---------- DATA FOR PROCESSING
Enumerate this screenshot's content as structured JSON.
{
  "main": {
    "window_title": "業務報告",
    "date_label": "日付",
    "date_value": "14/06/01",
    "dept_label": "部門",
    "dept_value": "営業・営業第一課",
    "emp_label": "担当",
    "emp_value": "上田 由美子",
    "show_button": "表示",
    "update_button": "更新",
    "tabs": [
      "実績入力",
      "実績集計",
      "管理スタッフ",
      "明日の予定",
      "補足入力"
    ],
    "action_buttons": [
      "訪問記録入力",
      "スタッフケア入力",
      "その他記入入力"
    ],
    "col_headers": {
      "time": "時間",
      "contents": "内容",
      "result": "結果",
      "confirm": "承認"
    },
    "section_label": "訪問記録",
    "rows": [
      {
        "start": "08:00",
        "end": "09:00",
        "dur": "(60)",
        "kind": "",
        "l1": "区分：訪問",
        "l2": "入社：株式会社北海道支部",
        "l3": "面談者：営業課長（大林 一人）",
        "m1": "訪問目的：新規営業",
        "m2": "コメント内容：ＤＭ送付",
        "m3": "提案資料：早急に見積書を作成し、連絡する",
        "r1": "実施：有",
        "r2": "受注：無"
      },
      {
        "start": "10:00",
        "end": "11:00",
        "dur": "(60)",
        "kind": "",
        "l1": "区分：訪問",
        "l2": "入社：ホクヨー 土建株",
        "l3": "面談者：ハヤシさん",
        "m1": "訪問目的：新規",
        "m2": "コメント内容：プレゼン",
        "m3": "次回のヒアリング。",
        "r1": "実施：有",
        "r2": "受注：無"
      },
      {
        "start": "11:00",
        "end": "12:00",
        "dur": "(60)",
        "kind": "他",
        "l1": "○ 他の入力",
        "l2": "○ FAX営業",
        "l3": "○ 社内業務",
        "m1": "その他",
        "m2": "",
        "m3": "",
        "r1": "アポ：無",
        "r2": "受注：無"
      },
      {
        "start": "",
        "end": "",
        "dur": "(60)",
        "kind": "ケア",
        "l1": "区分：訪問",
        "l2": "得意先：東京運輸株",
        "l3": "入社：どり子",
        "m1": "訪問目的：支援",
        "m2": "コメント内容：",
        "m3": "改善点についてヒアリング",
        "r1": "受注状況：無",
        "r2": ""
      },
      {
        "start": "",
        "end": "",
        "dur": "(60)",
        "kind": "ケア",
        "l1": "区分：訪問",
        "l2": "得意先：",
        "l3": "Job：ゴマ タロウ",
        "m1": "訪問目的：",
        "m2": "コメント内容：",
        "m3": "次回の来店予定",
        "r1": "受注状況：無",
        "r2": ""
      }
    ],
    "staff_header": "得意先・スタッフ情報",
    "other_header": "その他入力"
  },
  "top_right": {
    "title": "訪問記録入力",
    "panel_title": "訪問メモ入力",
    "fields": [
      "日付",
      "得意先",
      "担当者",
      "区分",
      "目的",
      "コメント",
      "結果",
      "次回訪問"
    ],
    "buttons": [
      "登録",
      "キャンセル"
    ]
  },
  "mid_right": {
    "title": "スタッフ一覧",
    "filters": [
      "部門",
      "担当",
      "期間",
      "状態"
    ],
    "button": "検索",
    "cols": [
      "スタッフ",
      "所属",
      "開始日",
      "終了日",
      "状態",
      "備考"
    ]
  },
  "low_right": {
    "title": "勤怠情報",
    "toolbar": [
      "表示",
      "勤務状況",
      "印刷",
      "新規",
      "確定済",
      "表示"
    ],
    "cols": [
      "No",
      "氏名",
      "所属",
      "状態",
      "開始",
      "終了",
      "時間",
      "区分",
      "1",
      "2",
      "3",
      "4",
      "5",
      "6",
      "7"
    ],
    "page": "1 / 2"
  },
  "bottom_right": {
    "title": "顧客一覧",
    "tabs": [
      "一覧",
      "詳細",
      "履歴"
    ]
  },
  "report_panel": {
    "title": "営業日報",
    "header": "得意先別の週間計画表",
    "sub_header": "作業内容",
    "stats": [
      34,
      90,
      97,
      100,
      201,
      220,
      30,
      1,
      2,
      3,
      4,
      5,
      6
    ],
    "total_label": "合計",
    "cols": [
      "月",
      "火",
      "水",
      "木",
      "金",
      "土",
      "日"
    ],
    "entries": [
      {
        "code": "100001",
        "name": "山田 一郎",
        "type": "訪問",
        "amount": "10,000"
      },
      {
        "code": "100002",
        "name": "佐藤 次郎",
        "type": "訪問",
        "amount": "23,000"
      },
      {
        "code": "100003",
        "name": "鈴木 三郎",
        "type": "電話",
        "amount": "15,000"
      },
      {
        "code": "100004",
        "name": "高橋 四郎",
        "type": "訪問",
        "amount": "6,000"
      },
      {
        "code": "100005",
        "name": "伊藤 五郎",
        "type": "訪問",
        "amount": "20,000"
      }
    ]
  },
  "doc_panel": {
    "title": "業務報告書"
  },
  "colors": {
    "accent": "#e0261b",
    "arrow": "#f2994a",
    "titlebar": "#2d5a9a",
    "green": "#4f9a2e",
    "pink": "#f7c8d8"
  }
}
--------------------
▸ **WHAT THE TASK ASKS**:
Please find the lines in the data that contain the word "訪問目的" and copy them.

▸ **ANSWER SECTION**:
        "m1": "訪問目的：新規営業",
        "m1": "訪問目的：新規",
        "m1": "訪問目的：支援",
        "m1": "訪問目的：",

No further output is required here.